*** Opening of Input data ***

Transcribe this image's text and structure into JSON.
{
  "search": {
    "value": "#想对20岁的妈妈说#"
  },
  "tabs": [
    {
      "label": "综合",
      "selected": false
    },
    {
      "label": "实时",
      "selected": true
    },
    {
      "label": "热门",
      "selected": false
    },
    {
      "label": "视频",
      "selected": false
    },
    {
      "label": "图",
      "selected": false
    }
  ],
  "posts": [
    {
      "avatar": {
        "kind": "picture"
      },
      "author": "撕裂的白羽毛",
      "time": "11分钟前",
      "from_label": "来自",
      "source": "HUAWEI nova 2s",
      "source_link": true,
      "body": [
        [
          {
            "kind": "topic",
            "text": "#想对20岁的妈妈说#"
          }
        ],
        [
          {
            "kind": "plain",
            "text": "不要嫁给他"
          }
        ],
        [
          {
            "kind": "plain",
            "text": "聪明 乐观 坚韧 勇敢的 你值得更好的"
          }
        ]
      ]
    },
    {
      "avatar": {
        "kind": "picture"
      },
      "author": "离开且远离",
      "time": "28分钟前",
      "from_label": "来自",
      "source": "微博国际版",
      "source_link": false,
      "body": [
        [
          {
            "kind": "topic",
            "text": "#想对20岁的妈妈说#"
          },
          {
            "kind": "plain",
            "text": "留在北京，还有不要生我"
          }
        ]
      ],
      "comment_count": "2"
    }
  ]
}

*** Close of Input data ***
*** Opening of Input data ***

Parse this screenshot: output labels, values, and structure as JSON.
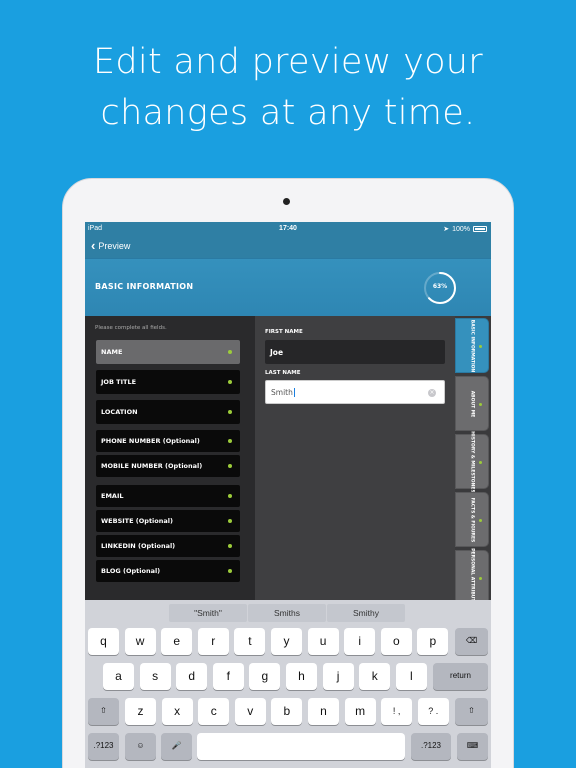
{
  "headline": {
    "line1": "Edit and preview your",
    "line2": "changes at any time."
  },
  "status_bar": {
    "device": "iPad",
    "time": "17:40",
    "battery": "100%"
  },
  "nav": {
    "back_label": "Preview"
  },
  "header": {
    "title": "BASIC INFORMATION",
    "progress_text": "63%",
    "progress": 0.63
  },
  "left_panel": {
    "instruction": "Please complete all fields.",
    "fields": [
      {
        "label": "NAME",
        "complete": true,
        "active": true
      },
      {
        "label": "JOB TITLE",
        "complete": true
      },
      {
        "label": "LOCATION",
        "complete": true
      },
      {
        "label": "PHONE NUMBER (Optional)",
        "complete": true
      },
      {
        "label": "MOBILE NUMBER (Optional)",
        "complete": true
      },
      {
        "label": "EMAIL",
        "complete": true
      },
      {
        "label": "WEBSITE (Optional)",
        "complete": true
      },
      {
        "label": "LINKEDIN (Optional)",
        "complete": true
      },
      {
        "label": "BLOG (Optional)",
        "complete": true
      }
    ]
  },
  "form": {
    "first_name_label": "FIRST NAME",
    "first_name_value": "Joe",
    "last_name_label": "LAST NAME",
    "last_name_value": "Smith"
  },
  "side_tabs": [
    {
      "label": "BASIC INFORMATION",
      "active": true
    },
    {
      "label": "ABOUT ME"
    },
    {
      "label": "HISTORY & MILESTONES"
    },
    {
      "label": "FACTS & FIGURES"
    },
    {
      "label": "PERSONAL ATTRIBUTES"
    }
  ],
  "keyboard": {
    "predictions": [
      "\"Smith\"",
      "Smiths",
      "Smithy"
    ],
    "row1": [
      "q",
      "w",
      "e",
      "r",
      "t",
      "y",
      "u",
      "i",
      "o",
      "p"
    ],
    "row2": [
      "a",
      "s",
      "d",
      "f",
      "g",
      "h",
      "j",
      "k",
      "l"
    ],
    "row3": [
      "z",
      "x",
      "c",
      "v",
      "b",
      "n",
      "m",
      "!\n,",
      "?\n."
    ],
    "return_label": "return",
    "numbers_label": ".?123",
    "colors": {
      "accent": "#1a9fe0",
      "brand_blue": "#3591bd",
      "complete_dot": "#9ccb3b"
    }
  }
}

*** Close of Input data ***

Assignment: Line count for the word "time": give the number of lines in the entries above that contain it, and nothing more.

Written response: 4